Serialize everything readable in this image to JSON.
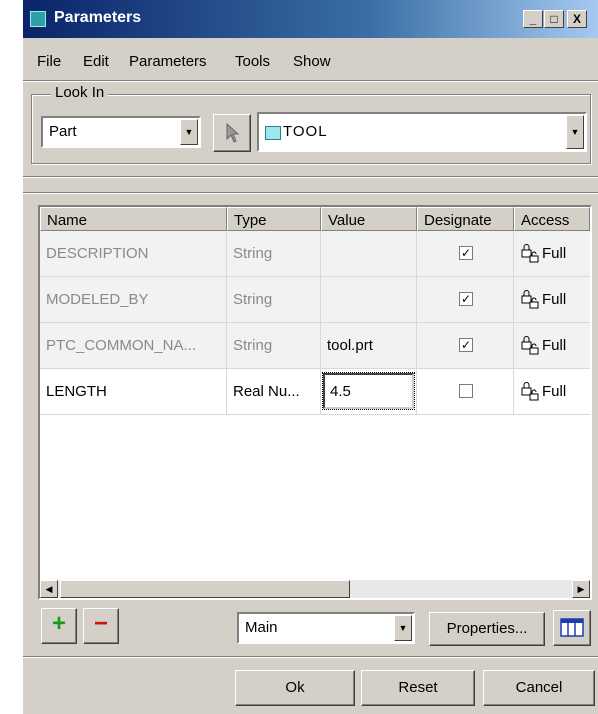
{
  "window": {
    "title": "Parameters",
    "controls": {
      "minimize": "_",
      "maximize": "□",
      "close": "X"
    }
  },
  "menu": [
    "File",
    "Edit",
    "Parameters",
    "Tools",
    "Show"
  ],
  "look_in": {
    "label": "Look In",
    "type_value": "Part",
    "object_value": "TOOL"
  },
  "table": {
    "columns": [
      "Name",
      "Type",
      "Value",
      "Designate",
      "Access"
    ],
    "rows": [
      {
        "name": "DESCRIPTION",
        "type": "String",
        "value": "",
        "designate": "✓",
        "access": "Full"
      },
      {
        "name": "MODELED_BY",
        "type": "String",
        "value": "",
        "designate": "✓",
        "access": "Full"
      },
      {
        "name": "PTC_COMMON_NA...",
        "type": "String",
        "value": "tool.prt",
        "designate": "✓",
        "access": "Full"
      },
      {
        "name": "LENGTH",
        "type": "Real Nu...",
        "value": "4.5",
        "designate": "",
        "access": "Full"
      }
    ]
  },
  "toolbar": {
    "add": "+",
    "remove": "−",
    "filter_value": "Main",
    "properties_label": "Properties..."
  },
  "buttons": {
    "ok": "Ok",
    "reset": "Reset",
    "cancel": "Cancel"
  },
  "colors": {
    "titlebar": "#0a246a",
    "add_icon": "#1a9a1a",
    "remove_icon": "#cc1111",
    "face": "#d4d0c8"
  },
  "icons": {
    "title": "parameters-icon",
    "object": "part-icon",
    "access": "lock-icon",
    "select": "arrow-icon"
  }
}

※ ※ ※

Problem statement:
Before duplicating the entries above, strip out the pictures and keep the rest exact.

Solution to the exercise:
Serialize everything readable in this image to JSON.
{
  "window": {
    "title": "Parameters",
    "controls": {
      "minimize": "_",
      "maximize": "□",
      "close": "X"
    }
  },
  "menu": [
    "File",
    "Edit",
    "Parameters",
    "Tools",
    "Show"
  ],
  "look_in": {
    "label": "Look In",
    "type_value": "Part",
    "object_value": "TOOL"
  },
  "table": {
    "columns": [
      "Name",
      "Type",
      "Value",
      "Designate",
      "Access"
    ],
    "rows": [
      {
        "name": "DESCRIPTION",
        "type": "String",
        "value": "",
        "designate": "✓",
        "access": "Full"
      },
      {
        "name": "MODELED_BY",
        "type": "String",
        "value": "",
        "designate": "✓",
        "access": "Full"
      },
      {
        "name": "PTC_COMMON_NA...",
        "type": "String",
        "value": "tool.prt",
        "designate": "✓",
        "access": "Full"
      },
      {
        "name": "LENGTH",
        "type": "Real Nu...",
        "value": "4.5",
        "designate": "",
        "access": "Full"
      }
    ]
  },
  "toolbar": {
    "add": "+",
    "remove": "−",
    "filter_value": "Main",
    "properties_label": "Properties..."
  },
  "buttons": {
    "ok": "Ok",
    "reset": "Reset",
    "cancel": "Cancel"
  },
  "colors": {
    "titlebar": "#0a246a",
    "add_icon": "#1a9a1a",
    "remove_icon": "#cc1111",
    "face": "#d4d0c8"
  },
  "icons": {
    "title": "parameters-icon",
    "object": "part-icon",
    "access": "lock-icon",
    "select": "arrow-icon"
  }
}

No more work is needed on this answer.